Other prelates from the final Synod week piped a similar tune.
During the October 22 Press Briefing, Cardinal Gracias ladled out his subversion of Catholic truth claiming, “Theology progresses, the doctrine remains the same, and our understanding of Church discipline progresses.” – words that would warm Teilhard’s heart. After spouting the false claim that John Paul II’s Familiaris Consortio opened the doors to ‘different circumstances’ that could lead the way for some divorced and remarried to receive the Eucharist, Gracias said, “I don’t think we have seen the solution … this has got to be tackled, this has got to be studied … as we deepen our understanding … I am sure you will find a way forward.” Gracias acts as if the solution does not already exist, that those in a second “marriage” must repent of their adultery in order for readmission to the Sacraments, a clear teaching of Familiaris Consortio that Gracias does not mention.

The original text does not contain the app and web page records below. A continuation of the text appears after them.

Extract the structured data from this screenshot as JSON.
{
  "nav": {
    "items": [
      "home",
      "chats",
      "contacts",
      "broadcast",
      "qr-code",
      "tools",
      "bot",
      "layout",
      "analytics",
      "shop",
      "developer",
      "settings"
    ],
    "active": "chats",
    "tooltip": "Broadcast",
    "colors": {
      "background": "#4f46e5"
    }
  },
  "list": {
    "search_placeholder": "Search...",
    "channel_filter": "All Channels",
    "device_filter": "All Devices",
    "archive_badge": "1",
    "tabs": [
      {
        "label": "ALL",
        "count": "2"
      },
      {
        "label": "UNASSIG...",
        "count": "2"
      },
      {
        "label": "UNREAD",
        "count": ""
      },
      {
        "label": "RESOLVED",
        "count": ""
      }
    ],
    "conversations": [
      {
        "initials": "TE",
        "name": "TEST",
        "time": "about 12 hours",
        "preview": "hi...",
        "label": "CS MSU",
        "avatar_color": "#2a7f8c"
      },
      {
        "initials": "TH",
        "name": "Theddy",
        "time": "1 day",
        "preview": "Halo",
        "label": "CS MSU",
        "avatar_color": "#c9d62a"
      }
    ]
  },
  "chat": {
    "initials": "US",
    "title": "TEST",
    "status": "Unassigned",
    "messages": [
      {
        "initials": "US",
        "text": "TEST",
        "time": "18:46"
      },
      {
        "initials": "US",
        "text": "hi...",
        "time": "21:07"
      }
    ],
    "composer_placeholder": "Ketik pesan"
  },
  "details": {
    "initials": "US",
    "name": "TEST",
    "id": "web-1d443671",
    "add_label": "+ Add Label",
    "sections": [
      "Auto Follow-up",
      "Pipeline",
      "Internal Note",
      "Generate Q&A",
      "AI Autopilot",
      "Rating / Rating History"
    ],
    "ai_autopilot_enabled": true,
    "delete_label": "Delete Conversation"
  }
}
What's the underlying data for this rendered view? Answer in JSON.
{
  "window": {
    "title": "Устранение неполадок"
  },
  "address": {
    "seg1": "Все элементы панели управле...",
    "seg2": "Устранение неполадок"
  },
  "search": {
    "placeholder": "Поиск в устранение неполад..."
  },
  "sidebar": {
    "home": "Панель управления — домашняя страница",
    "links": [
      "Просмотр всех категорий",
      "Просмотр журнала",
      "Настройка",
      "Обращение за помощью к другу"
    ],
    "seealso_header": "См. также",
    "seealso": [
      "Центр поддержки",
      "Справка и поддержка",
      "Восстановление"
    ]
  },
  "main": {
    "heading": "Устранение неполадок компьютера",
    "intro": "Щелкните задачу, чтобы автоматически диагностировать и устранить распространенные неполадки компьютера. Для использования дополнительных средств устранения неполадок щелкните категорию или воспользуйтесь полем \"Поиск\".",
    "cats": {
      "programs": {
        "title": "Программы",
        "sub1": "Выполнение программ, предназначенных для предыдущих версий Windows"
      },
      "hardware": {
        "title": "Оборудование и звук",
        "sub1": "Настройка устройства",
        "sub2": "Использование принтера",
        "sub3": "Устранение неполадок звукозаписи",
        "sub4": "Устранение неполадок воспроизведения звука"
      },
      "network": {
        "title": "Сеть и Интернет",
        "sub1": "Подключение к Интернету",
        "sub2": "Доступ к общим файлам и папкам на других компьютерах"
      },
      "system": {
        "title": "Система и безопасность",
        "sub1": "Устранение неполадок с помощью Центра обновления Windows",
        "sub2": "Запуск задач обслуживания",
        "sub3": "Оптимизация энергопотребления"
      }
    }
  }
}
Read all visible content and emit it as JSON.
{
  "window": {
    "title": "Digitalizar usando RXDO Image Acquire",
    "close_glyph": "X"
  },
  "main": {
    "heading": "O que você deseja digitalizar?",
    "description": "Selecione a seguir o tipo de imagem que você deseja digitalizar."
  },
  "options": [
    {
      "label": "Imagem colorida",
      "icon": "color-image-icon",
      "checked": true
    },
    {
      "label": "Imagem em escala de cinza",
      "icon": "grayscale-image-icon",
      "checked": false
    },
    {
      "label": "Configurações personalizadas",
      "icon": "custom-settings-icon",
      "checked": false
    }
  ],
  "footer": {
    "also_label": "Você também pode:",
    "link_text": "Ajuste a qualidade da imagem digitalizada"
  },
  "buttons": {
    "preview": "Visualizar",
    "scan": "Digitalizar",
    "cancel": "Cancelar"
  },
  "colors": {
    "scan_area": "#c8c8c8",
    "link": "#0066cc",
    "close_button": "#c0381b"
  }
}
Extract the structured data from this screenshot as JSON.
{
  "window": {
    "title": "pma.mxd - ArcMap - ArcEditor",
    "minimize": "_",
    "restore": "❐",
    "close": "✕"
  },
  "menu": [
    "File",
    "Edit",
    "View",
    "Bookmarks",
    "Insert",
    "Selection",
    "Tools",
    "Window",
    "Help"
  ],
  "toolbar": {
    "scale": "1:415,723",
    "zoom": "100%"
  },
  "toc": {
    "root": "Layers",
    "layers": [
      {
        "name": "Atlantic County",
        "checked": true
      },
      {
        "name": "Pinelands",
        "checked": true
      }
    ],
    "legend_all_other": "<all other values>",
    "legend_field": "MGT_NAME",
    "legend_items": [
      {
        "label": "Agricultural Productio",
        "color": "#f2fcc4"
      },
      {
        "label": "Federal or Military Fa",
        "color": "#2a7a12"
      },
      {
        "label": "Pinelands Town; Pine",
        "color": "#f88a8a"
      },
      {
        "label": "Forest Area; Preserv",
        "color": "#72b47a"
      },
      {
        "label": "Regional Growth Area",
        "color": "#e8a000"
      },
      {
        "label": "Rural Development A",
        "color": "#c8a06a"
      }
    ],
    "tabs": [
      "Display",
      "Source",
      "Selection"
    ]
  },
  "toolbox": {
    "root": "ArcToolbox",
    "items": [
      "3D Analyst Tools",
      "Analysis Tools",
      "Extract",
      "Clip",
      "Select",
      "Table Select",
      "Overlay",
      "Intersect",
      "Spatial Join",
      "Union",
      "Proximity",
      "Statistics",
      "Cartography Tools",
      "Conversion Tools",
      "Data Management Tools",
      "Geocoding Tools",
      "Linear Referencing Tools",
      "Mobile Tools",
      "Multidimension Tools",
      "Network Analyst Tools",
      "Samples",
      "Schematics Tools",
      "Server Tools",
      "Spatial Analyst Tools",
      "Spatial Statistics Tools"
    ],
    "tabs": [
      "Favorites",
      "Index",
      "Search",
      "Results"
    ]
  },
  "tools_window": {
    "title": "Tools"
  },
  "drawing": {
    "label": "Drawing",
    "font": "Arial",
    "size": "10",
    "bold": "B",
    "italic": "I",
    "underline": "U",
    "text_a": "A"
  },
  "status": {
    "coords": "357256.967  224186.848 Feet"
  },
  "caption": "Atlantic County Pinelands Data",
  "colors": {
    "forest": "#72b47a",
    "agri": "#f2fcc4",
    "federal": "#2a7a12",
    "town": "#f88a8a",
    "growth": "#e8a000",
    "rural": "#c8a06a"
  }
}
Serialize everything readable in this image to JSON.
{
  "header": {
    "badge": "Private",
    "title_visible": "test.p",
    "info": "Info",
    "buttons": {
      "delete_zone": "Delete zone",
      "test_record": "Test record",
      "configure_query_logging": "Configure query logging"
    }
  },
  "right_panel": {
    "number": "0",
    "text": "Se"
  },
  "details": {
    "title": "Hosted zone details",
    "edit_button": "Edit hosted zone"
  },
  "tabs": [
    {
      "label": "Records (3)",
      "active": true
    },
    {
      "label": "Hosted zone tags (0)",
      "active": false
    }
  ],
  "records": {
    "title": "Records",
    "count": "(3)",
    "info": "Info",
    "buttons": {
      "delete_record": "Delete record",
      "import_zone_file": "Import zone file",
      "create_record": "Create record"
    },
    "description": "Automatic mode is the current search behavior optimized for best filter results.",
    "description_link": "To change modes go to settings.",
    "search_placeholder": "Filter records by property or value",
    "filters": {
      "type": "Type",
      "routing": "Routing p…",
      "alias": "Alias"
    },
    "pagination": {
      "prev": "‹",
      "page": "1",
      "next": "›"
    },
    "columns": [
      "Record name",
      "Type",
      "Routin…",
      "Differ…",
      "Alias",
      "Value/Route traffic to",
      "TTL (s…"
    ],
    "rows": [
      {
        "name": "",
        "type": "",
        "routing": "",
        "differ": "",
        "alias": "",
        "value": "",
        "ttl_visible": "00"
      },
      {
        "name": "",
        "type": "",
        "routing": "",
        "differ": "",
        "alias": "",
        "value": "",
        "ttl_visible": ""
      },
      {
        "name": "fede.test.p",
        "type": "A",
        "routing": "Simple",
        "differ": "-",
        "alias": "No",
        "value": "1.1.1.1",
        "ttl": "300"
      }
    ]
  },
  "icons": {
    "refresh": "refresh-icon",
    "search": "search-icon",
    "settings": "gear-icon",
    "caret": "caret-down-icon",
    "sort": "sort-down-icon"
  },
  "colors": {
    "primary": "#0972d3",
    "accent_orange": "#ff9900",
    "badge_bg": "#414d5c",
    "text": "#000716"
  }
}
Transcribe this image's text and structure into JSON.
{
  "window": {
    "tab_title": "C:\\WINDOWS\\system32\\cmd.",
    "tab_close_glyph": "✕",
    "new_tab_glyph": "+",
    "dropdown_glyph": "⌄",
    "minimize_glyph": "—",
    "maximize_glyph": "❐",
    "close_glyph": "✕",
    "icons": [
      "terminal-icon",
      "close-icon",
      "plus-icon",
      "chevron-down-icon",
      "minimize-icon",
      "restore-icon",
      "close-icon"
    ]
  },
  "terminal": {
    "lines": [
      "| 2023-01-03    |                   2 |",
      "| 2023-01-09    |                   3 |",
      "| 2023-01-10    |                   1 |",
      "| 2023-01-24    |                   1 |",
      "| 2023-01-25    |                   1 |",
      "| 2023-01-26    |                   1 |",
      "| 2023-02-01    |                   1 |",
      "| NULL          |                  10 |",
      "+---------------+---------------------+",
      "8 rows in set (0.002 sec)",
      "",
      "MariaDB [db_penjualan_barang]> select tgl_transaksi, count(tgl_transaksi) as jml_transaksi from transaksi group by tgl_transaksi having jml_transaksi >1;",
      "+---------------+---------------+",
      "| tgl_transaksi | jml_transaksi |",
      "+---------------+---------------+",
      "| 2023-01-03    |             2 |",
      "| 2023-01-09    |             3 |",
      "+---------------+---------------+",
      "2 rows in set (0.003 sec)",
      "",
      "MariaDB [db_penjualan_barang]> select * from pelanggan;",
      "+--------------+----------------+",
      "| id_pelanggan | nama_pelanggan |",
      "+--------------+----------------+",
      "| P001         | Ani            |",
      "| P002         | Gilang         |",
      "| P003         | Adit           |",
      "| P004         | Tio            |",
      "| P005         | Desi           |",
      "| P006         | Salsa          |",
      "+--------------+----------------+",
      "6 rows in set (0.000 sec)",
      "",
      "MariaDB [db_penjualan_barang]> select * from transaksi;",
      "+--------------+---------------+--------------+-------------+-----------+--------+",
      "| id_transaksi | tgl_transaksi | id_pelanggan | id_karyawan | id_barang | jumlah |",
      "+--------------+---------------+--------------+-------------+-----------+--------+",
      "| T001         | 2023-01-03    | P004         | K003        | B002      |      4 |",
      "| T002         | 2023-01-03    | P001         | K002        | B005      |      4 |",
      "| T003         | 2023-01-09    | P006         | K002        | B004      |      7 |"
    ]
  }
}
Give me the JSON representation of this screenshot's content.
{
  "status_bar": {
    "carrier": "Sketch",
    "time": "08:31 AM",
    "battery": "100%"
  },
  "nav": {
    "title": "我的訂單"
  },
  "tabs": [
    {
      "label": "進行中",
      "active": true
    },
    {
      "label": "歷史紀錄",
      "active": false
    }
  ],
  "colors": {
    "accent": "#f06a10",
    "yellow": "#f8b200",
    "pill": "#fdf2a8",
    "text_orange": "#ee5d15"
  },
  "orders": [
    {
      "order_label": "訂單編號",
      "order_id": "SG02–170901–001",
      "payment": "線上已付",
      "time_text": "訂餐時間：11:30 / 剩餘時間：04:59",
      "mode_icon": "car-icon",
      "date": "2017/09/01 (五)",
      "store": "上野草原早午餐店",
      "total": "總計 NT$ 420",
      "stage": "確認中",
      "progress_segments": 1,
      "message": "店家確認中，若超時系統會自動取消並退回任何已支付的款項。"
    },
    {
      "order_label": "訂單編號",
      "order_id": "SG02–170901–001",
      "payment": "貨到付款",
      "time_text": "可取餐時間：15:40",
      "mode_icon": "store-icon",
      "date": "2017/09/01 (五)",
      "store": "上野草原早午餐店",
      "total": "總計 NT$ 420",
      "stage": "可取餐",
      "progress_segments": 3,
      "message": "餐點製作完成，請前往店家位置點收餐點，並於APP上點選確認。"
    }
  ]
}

Likewise Germany’s rootin’tootin’ Cardinal Marx at the October 21 press briefing noted that German-speaking bishops made their own proposal to deal with divorced and remarried. It comprises an appeal to the internal forum, where the priest “in dialogue” with various couples will judge each situation on a case-by-case basis. This too opens the door to sacrilegious Communion under the rubric of a counterfeit compassion.
Other prelates at the third week’s press conference touted a parallel line. This is what Francis’ Vatican presented to the world by means of the press as the major goals and themes of the Synod.
The Final Thud!
On the evening of October 24, I picked up the final Synod Document from the Vatican press office. The result was every bit as disastrous as we predicted: a mish-mash of imprecision that opens the door – overtly and covertly – to eventual acceptance of various practices always considered gravely sinful. The document has the atmosphere of an insipid humanism with a Christian veneer. Despite its God-talk, it is bereft of the sense of the supernatural.
Cardinal Burke put it mildly when he lamented the final document “lacks clarity on the indissolubility of marriage”. A number of us have elsewhere listed its numerous deficiencies.
Of course there is the obvious omission: The Synod’s final Relatio contains no mention of sin or sinful behavior. Yet the number one incentive for most souls to resist immoral behavior is the truth that sexual sins are mortal sins that bring eternal damnation if the sins are not confessed – in other words, a realistic dread of mortal sin and fear of hell.
Yet the final document contains no reminder that engagement of the ‘marital act’ is thoroughly forbidden outside of the marriage. There is no word about “avoiding the occasion of sin” – which was always a pastoral admonition. Sin is mentioned only in passing (Christ has saved man from sin, etc.). Regarding homosexuality, cohabitation, adultery, fornication, there is no mention of sin whatsoever.
One would never know Our Lady of Fatima warned, “More souls go to hell for sins of the flesh than for any other reason.” All so-called “negative language” and “language of exclusion” is expunged from the text. This omission itself is a grave sin of those who dish out this toxin as if it were genuine Catholic nourishment.
Catholics need to pray, arm themselves with traditional doctrine, teach the truth to those in their sphere of influence, and publicly resist.
The 2015 Synod and its final document represent an attack on the Church’s entire moral edifice, and points to institutionalized scandal for the future.
There is every indication that Francis’ April 8 Apostolic Exhortation will proceed according to the same revolutionary spirit.. Source